Here in Malaysia, you can order for a 10 Mbps plan that efficiently exceeds after midnight (around 20 Mbps) and is consistent in the morning. This is already connected to the Fiber Network laid out on the condominium (or on landed house) and can range only from RM 100 to RM 150. Moreover, it is unlimited with no cap and can be disconnected (although with minimum 2 yrs bond) once you’re leaving the country. If you’ll look at the comparison, Malaysia is still leading the Internet race compared to the Philippines in this aspect.
2. Better transportation
If you have worked in Metro Manila like I did, chances are you’ve probably rode the MRT once, or everyday OR depending on where you’re coming you need to interchange from the LRT station first. There are already many stories in the Internet describing their misery on commuting through these trains everyday. I would not describe it here anymore but let me tell you that it is very stressful, time-consuming and unsafe to go to work by MRT everyday.
In Malaysia, the railway infrastructure consists of interconnected commuter rail service, rapid transit service, monorail service and airport rail link service. Commuting through train is not stressful since it’s easy to buy tokens from ticketing machines instead of waiting for long queue, not time-consuming since trains arrive faster than you think and safe since there are stationed guards on every train waiting area and locals are very disciplined that stealing is seemingly nonexistent on train stations.

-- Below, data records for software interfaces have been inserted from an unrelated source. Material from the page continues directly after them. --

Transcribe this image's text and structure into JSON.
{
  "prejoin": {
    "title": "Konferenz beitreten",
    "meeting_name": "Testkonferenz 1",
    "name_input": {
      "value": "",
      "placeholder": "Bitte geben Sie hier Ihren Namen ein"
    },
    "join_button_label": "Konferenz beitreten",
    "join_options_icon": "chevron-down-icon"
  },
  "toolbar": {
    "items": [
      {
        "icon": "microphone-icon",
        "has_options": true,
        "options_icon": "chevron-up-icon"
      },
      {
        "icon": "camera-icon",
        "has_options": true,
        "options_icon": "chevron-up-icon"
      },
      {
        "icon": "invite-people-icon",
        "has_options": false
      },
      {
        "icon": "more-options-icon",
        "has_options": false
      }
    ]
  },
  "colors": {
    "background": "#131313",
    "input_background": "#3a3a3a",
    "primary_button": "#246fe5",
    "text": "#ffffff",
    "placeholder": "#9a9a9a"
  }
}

As one of my wise colleague said, “A developed country is one in which rich people use public transport”.
1. Higher salary
Undoubtedly, the top reason you may want to work abroad is and has always been money. Even if you have the nine reasons above, if the salary discussed during the contract signing is not what you expected, then working abroad may not be possible.
Sometimes, if you are in a desperate situation, you’ll accept the job offer abroad regardless of the salary. On the other hand, your work colleagues would often advise you that if you’ll take another job, your asking salary should sure be twice of what you’re having currently. However, for me, part of the reason I took the work abroad is the lower income tax in Malaysia (around 5 to 10% per month depending on the salary) compared to Philippines (roughly 32% per month). It also helps that when you tune in to Philippines news, you’ll see that there are often reports on allegations of graft and corruption to your own politicians using the taxes that majority of the Filipinos pay.
But in all aspects, the salary must also reach your expectation since it’s the main reason you want to work abroad right? As an IT consultant and with conversations from some of my Filipino colleagues here in Malaysia, the salary will always be higher than what you earn in the Philippines. Since most of us are contractual, it is true that agencies have salary standards depending on your work experience and skillset. It’s also true that some agencies give a higher salary than the usual but it usually falls down to your negotiation skills although you can barter a bit more because of the unstable Malaysian currency (there, I gave you one tip – good luck!)
These are the top reasons to consider when you want to work abroad in Malaysia. There is always a job demand for expatriates but recently there had been raids on illegal workers so please be careful on who or what agencies you trust to (especially those asking for hefty placement fees). However, there are news of freeze hiring for incoming foreign workers in Malaysia so if you’re ready then by all means go apply and work abroad here in Malaysia. Cheers!